Even if a financial planner gives clear advice on how a pension could be split or the division of home possessions, it might be that the social events would like an adjudication from the Arbitrator who will compose their award and make a legitimately binding decision. The Arbitrator can also handle discrete aspects of a case so if there is a mediation where there is one issue that has to be dealt with, this can be described arbitration keeping the remainder of the agreement in tact.
We recommend that even with the potential benefits of arbitration, you will benefit from the advice of a specialist family law solicitor. We can make a suitable recommendation in your locality.
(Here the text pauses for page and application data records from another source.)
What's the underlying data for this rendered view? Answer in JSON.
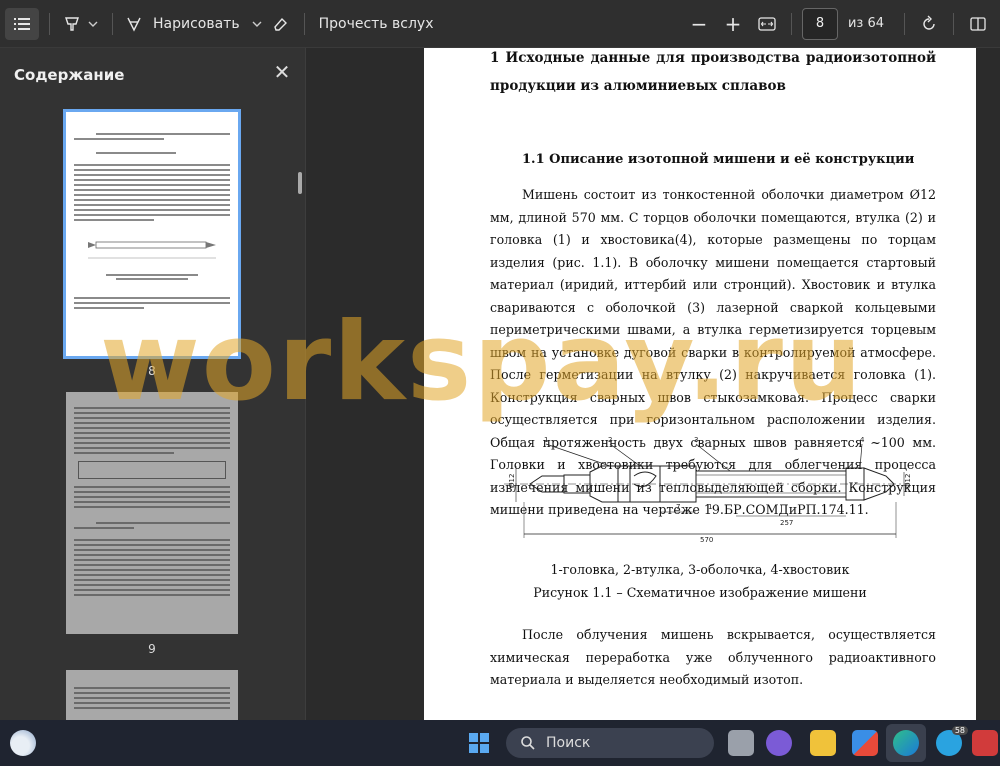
{
  "toolbar": {
    "draw_label": "Нарисовать",
    "read_aloud_label": "Прочесть вслух",
    "page_current": "8",
    "page_total": "из 64",
    "minus": "−",
    "plus": "+"
  },
  "sidebar": {
    "title": "Содержание",
    "thumbnails": [
      {
        "page": "8"
      },
      {
        "page": "9"
      }
    ]
  },
  "document": {
    "heading1": "1      Исходные данные для производства радиоизотопной продукции из алюминиевых сплавов",
    "heading2": "1.1      Описание изотопной мишени и её конструкции",
    "paragraph1": "Мишень состоит из тонкостенной оболочки диаметром Ø12 мм, длиной 570 мм. С торцов оболочки помещаются, втулка (2) и головка (1) и хвостовика(4), которые размещены по торцам изделия (рис. 1.1). В оболочку мишени помещается стартовый материал (иридий, иттербий или стронций). Хвостовик и втулка свариваются с оболочкой (3) лазерной сваркой кольцевыми периметрическими швами, а втулка герметизируется торцевым швом на установке дуговой сварки в контролируемой атмосфере. После герметизации на втулку (2) накручивается головка (1). Конструкция сварных швов стыкозамковая. Процесс сварки осуществляется при горизонтальном расположении изделия. Общая протяженность двух сварных швов равняется ~100 мм. Головки и хвостовики требуются для облегчения процесса извлечения мишени из тепловыделяющей сборки. Конструкция мишени приведена на чертеже 19.БР.СОМДиРП.174.11.",
    "figure_labels": {
      "l1": "1",
      "l2": "2",
      "l3": "3",
      "l4": "4",
      "d_left": "Ø12",
      "d_right": "Ø12",
      "dim_total": "570",
      "dim_257": "257",
      "dim_7": "7",
      "dim_1": "1"
    },
    "figure_legend": "1-головка, 2-втулка, 3-оболочка, 4-хвостовик",
    "figure_caption": "Рисунок 1.1 – Схематичное изображение мишени",
    "paragraph2": "После облучения мишень вскрывается, осуществляется химическая переработка уже облученного радиоактивного материала и выделяется необходимый изотоп."
  },
  "watermark": "workspay.ru",
  "taskbar": {
    "search_label": "Поиск",
    "badge": "58"
  }
}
The wife of a hedge fund tycoon is seeking hundreds of millions of pounds in what could be the largest divorce award ever made in a British court.
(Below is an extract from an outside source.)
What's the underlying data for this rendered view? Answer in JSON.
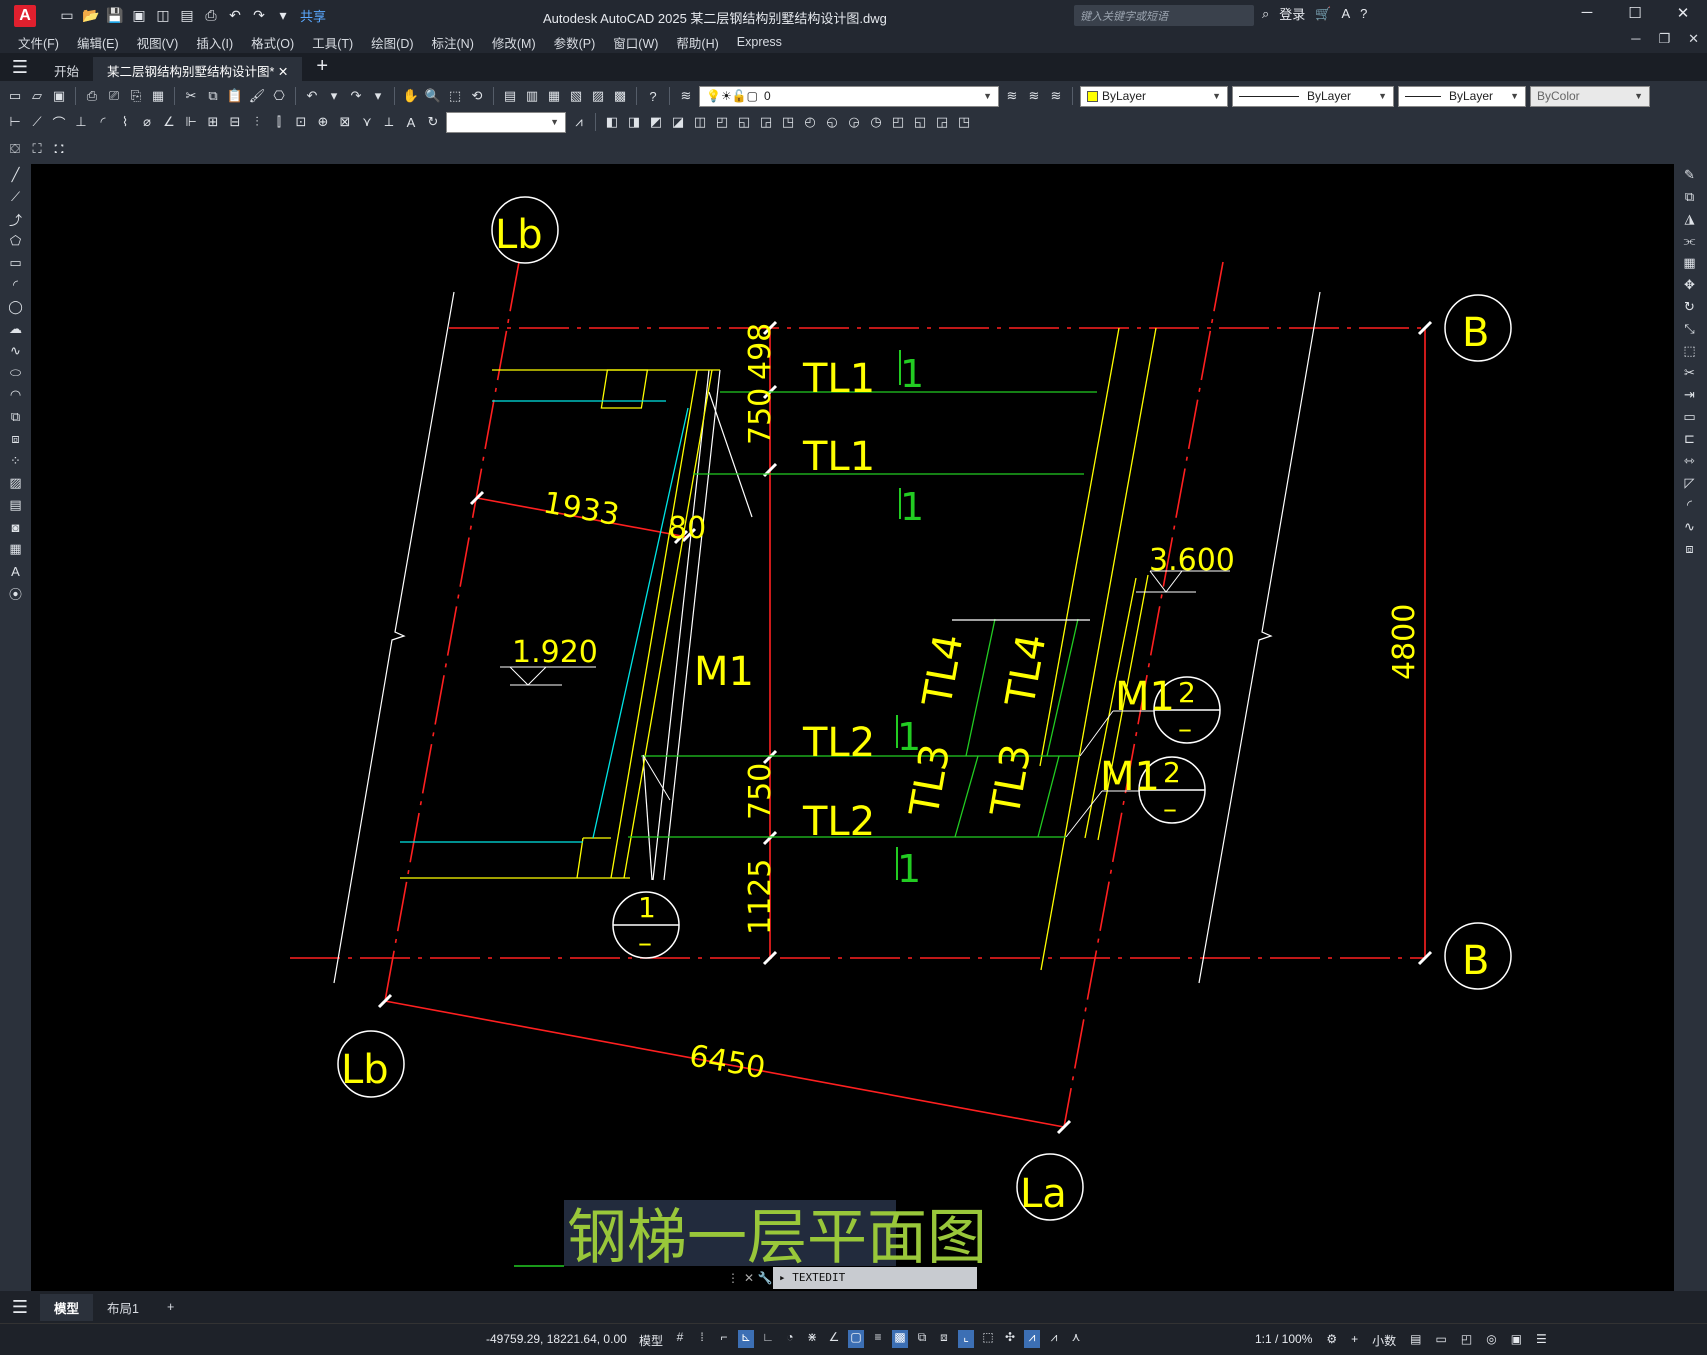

Lawyers for Jamie Cooper-Hohn, 49, argue that she is entitled to half the property, shares and businesses held by her husband, Sir Christopher Hohn. The couple had four children, including triplets, before she petitioned for divorce in March 2012.
The dispute extends to the true value of their personal wealth, which has been estimated at as much as $1.4bn (£817m). Cooper-Hohn’s lawyers argue that she is entitled to a 50/50 split; his lawyers have offered her 25%.
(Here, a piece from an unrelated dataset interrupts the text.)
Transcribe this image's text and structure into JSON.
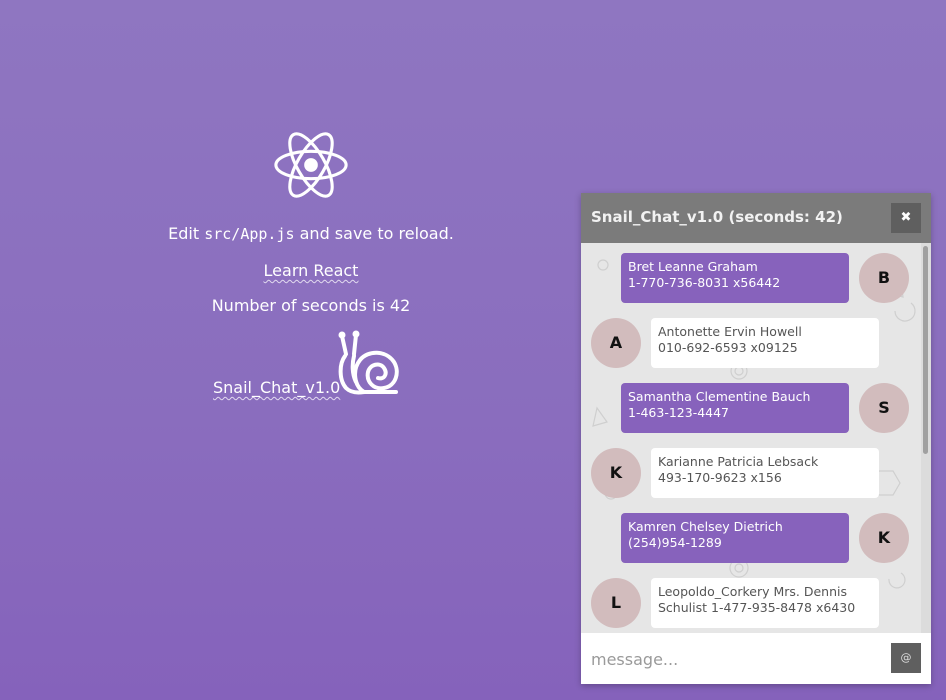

Hohn, 47, the son of a Jamaican car mechanic who attended Southampton University and then Harvard, runs The Children’s Investment (TCI) Fund Management (UK), a hedge fund which mainly returns profits to a charitable foundation. TCI controls investments worth around $8bn, including holdings in Moodys and Royal Mail.
The charity established by the couple, the Children’s Investment Fund Foundation (CIFF), is believed to hold $4.3bn and is chaired by US-born Cooper-Hohn. The couple have been described as the UK’s most generous philanthropists. Last year CIFF pledged to spend more than £500m tackling childhood malnutrition around the world, during a summit hosted by David Cameron.
Following an appeal court hearing last month, which dismissed expert evidence on the value of hedge fund management companies, lawyers for the couple began presenting their cases in the family division of the high court on the 30th June.
The couple have said they live relatively modest lives, given their wealth. She denies enjoying a jet-set lifestyle; he has described it as being more of a “Swatch” lifestyle.
The couple, who met at Harvard, married in 1985. Much of their personal wealth is in the form of a stake in the TCI hedge fund. She claims the holding is worth £870m; his lawyers insist it amounts to £64.3m.
In the earlier court of appeal case, Hohn argued that his former wife should receive only a quarter of the assets because he was the “key man” who had made a special contribution to the accumulated wealth.
At that hearing, Hohn’s counsel, said: “… the husband was the sole decision-maker in this enterprise, makes all the investment decisions and is the regulated person as far as the Financial Services Authority is concerned. Without him there is no business.”
The QC, representing Cooper-Hohn, said: “He has spent his whole life making money; he has generated $5.7bn. It’s not in his character to simply walk away.”
The appeal court judges were told that the couple’s assets comprised of investments in TCI of $1.15bn, other disputed TCI entities, investments of about $30m, pensions worth about $85m and properties worth $36m.
The UK has gained a reputation as the divorce capital of the world because of the multi-million-pound settlements awarded to former partners. Sir Paul McCartney was required to pay Heather Mills £24.3m after four years of marriage. Beverley Charman, the former wife of John Charman, an insurance magnate, recently received £48m.
Many high net worth individuals have secured very favourable financial settlements through our service.
The largest payout to date is the estimated £100m-£200m believed to have been made to Galina Besharova by Boris Berezovsky, the exiled Russian oligarch who was found dead last year.
The case continues.